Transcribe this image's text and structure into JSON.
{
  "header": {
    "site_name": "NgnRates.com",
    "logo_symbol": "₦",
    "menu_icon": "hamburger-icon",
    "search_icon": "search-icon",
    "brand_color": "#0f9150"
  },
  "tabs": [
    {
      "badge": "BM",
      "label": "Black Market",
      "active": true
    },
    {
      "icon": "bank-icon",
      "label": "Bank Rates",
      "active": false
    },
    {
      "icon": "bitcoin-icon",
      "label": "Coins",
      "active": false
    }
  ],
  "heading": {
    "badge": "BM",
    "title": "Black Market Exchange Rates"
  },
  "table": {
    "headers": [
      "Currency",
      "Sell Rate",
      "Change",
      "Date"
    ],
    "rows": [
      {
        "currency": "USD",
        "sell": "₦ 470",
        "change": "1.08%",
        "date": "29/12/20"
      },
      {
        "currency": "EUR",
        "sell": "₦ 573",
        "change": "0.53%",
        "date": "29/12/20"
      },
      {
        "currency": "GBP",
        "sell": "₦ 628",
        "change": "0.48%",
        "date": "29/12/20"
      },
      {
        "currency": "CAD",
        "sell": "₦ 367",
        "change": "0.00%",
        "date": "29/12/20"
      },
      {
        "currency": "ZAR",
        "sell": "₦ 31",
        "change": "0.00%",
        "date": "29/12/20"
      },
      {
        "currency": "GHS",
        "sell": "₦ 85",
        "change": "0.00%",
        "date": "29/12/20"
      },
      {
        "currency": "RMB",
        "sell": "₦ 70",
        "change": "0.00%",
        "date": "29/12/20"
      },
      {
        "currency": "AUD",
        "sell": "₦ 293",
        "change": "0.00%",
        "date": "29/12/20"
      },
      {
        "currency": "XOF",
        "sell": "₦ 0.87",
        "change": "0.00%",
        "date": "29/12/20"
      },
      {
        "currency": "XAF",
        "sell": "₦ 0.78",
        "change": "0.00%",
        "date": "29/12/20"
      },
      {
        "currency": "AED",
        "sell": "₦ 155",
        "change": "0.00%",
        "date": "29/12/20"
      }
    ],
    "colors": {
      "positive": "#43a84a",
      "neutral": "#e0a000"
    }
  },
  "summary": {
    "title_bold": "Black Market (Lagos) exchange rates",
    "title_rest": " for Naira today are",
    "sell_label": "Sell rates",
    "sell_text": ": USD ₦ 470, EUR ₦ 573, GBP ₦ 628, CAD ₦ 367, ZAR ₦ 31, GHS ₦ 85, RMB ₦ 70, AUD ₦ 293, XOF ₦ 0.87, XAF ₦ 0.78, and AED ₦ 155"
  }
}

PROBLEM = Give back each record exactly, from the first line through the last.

TASK OUTPUT =
Transcribe this image's text and structure into JSON.
{
  "header": {
    "site_name": "NgnRates.com",
    "logo_symbol": "₦",
    "menu_icon": "hamburger-icon",
    "search_icon": "search-icon",
    "brand_color": "#0f9150"
  },
  "tabs": [
    {
      "badge": "BM",
      "label": "Black Market",
      "active": true
    },
    {
      "icon": "bank-icon",
      "label": "Bank Rates",
      "active": false
    },
    {
      "icon": "bitcoin-icon",
      "label": "Coins",
      "active": false
    }
  ],
  "heading": {
    "badge": "BM",
    "title": "Black Market Exchange Rates"
  },
  "table": {
    "headers": [
      "Currency",
      "Sell Rate",
      "Change",
      "Date"
    ],
    "rows": [
      {
        "currency": "USD",
        "sell": "₦ 470",
        "change": "1.08%",
        "date": "29/12/20"
      },
      {
        "currency": "EUR",
        "sell": "₦ 573",
        "change": "0.53%",
        "date": "29/12/20"
      },
      {
        "currency": "GBP",
        "sell": "₦ 628",
        "change": "0.48%",
        "date": "29/12/20"
      },
      {
        "currency": "CAD",
        "sell": "₦ 367",
        "change": "0.00%",
        "date": "29/12/20"
      },
      {
        "currency": "ZAR",
        "sell": "₦ 31",
        "change": "0.00%",
        "date": "29/12/20"
      },
      {
        "currency": "GHS",
        "sell": "₦ 85",
        "change": "0.00%",
        "date": "29/12/20"
      },
      {
        "currency": "RMB",
        "sell": "₦ 70",
        "change": "0.00%",
        "date": "29/12/20"
      },
      {
        "currency": "AUD",
        "sell": "₦ 293",
        "change": "0.00%",
        "date": "29/12/20"
      },
      {
        "currency": "XOF",
        "sell": "₦ 0.87",
        "change": "0.00%",
        "date": "29/12/20"
      },
      {
        "currency": "XAF",
        "sell": "₦ 0.78",
        "change": "0.00%",
        "date": "29/12/20"
      },
      {
        "currency": "AED",
        "sell": "₦ 155",
        "change": "0.00%",
        "date": "29/12/20"
      }
    ],
    "colors": {
      "positive": "#43a84a",
      "neutral": "#e0a000"
    }
  },
  "summary": {
    "title_bold": "Black Market (Lagos) exchange rates",
    "title_rest": " for Naira today are",
    "sell_label": "Sell rates",
    "sell_text": ": USD ₦ 470, EUR ₦ 573, GBP ₦ 628, CAD ₦ 367, ZAR ₦ 31, GHS ₦ 85, RMB ₦ 70, AUD ₦ 293, XOF ₦ 0.87, XAF ₦ 0.78, and AED ₦ 155"
  }
}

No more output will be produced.